You see, just above the northern Japanese island of Hokkaido is another island, part of the same chain, but this one belongs to Russia. It used to belong to Japan, so you’ll still spot the odd Japanese-style building sticking out like a sore thumb here or there. But Russia — claiming it was their’s originally — took it back after World War II (Crimea, anyone?). More

The Best Salmon, the Best Way

As we prepare for our upcoming family trip to Alaska, I find myself thinking a lot about salmon. The beautiful filets of sockeye and king from the Copper and other pristine rivers I’m finding at the fishmarkets these days have my mind already north. I once saw a river in Sitka so choked with spawning salmon swimming upstream that it seemed as if you could’ve walked across their backs and never touched water. Another river near Juneau was littered with the skinless carcasses of salmon — in bumper years, the bears peel off and eat the skin, and discard the rest.

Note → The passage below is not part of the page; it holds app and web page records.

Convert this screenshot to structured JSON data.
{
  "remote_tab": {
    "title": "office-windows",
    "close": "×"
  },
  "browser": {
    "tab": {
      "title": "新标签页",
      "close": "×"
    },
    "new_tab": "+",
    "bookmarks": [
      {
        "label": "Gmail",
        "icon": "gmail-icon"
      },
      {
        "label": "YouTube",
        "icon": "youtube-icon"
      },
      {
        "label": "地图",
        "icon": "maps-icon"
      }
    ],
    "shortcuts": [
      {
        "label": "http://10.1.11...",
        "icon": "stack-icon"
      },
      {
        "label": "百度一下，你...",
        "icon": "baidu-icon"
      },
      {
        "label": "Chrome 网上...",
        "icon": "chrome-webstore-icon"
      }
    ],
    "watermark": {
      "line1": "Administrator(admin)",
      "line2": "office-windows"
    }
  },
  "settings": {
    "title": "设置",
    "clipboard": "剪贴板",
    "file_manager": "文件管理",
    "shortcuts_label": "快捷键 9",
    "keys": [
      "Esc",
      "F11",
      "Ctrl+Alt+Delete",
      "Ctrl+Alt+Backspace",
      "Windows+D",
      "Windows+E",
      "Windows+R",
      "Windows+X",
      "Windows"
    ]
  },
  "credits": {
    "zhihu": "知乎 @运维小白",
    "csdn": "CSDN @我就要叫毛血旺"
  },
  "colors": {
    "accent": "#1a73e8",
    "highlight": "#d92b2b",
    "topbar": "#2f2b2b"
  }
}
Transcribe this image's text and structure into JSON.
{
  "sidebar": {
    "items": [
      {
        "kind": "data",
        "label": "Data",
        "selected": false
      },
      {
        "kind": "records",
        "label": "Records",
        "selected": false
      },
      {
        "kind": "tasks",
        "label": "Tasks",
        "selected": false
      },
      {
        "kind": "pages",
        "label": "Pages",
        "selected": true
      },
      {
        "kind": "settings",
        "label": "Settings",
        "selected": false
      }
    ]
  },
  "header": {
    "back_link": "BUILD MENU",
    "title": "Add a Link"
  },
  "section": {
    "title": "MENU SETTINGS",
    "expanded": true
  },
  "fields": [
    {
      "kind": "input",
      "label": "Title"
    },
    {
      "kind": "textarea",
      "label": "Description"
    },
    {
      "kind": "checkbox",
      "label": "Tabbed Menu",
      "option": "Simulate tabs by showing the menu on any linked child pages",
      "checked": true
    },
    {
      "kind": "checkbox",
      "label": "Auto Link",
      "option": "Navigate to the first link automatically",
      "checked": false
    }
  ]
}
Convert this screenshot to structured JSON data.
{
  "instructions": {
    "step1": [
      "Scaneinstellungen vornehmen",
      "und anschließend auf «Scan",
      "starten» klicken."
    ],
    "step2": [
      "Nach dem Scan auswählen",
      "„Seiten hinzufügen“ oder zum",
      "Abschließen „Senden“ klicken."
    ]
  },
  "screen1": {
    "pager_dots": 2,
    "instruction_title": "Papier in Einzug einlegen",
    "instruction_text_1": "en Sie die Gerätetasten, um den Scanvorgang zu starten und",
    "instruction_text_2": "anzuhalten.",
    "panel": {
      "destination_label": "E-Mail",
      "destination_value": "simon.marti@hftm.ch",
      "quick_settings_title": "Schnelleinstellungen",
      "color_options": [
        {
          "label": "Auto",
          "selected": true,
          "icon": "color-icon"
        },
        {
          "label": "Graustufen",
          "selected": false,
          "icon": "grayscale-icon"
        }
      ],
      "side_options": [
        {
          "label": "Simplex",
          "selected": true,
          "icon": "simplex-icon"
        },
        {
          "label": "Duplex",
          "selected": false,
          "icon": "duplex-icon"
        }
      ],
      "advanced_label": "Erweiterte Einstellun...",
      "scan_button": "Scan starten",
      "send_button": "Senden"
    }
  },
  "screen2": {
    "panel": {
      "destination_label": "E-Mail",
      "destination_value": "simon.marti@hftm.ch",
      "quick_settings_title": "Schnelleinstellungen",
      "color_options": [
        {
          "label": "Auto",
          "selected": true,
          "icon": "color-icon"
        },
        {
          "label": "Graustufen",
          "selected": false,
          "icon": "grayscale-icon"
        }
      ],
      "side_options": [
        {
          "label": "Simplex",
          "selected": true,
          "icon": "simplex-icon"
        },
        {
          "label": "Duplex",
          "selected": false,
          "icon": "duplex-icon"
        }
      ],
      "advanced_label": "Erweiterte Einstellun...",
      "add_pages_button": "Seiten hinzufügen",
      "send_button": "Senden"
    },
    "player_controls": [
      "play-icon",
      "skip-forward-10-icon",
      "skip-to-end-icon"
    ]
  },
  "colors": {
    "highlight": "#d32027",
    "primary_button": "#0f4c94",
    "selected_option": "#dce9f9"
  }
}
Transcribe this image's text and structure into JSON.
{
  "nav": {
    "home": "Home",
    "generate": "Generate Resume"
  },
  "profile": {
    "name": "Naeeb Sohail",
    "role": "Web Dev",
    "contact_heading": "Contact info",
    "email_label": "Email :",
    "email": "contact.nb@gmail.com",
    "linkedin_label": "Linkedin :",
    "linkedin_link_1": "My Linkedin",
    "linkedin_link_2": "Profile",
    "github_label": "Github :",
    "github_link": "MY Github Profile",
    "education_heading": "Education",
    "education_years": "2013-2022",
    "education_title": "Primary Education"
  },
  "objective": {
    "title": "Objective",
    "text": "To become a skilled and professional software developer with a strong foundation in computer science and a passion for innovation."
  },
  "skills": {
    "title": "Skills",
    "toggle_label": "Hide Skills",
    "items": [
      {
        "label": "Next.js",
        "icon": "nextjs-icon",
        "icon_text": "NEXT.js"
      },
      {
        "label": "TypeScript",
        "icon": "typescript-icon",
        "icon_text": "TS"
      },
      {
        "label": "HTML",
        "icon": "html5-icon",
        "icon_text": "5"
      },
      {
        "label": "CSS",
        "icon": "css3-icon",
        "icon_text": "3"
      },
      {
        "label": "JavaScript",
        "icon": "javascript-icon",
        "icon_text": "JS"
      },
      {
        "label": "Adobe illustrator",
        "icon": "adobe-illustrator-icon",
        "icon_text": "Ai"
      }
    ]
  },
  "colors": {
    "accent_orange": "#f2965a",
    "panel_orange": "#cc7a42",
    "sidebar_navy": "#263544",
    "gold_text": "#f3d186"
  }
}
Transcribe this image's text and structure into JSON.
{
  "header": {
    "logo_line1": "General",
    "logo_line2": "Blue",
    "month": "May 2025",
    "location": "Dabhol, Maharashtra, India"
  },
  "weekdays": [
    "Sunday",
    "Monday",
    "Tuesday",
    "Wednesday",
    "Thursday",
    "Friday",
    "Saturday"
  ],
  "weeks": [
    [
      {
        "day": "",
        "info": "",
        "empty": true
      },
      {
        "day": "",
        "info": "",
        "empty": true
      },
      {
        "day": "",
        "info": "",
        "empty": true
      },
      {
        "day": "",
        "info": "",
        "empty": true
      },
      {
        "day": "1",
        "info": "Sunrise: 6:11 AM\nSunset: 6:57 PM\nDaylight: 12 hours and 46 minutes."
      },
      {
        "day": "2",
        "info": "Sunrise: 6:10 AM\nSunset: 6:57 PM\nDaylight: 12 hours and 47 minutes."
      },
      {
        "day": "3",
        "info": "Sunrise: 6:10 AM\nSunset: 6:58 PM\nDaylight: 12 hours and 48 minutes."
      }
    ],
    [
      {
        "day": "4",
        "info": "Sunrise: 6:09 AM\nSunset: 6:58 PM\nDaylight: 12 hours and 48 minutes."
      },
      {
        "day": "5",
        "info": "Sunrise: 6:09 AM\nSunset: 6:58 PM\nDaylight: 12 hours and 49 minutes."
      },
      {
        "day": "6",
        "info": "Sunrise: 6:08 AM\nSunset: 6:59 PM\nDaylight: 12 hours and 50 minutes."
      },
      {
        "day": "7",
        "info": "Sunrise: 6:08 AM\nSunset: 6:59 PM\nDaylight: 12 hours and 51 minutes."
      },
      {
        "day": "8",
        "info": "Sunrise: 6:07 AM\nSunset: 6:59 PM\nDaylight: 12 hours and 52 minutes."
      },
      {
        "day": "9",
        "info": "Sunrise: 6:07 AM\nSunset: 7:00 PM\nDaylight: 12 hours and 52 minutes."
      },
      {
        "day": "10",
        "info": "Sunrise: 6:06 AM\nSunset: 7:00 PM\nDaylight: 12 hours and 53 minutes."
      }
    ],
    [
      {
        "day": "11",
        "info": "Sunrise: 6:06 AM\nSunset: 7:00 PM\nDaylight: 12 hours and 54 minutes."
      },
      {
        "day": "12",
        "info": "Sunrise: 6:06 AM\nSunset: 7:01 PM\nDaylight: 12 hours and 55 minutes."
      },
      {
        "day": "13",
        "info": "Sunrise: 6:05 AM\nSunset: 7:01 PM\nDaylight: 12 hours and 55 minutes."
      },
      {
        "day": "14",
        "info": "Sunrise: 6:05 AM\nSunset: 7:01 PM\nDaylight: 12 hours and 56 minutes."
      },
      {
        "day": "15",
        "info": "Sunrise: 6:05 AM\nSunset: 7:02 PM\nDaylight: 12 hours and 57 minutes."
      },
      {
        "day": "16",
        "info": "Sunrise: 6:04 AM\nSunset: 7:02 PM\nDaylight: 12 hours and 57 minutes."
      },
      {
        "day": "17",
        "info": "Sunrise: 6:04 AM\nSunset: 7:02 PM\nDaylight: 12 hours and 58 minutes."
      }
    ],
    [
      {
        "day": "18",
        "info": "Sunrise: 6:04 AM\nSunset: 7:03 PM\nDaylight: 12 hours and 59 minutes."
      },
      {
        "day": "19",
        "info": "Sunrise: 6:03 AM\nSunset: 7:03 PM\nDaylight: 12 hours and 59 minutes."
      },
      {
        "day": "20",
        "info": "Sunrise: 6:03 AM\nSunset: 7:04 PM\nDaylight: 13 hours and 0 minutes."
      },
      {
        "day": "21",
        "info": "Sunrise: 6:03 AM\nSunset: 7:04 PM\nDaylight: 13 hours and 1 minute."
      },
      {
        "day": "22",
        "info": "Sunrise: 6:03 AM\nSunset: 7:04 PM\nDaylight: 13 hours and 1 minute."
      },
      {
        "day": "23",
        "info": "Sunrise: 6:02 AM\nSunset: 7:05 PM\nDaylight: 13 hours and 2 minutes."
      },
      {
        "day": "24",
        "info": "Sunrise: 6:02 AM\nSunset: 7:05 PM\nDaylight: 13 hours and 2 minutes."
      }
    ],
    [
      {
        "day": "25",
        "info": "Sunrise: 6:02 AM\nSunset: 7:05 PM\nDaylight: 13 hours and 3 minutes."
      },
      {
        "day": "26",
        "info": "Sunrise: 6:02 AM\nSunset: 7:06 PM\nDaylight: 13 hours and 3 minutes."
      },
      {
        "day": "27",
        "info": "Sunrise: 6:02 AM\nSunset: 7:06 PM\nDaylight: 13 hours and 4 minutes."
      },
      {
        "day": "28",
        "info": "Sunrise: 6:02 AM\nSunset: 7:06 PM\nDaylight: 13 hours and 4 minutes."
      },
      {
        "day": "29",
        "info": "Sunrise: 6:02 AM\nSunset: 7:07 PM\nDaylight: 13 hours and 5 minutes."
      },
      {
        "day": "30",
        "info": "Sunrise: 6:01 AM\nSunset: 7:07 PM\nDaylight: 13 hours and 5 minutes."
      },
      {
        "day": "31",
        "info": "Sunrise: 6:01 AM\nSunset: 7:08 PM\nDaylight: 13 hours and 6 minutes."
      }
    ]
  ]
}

Spawning sockeye in Juneau.

Spawning sockeye in Juneau.

I’ve oft commented on this blog about how people tend to overcook salmon. And while it is still a delicious fish when cooked all the way through, it is so much better when left medium-rare to rare. Or, as I personally prefer, raw. More

Pontocho Road

Ever since I found a very cool cocktail shaker at a garage sale, I’ve been experimenting with my mixology — often motivated by given culinary circumstances (let us not forget our recent adventure into Campari on a warm night when Italian food was being served). Necessity or at the very least context being the mother of invention, I’ve been inspired to some lofty heights with spirits.

One recent evening, I was making Japanese food. My wife, having a rash that she was convinced was yeast related, was off beer. So the Sapporo that I was drinking got the stiff arm. Furthermore, she had spent much of the afternoon organizing the children’s reams of school artwork and bins of toys, and was in need of something stronger — something much stronger. All of which I took as a gauntlet being laid down. Was I mixologist enough to rise to the challenge? More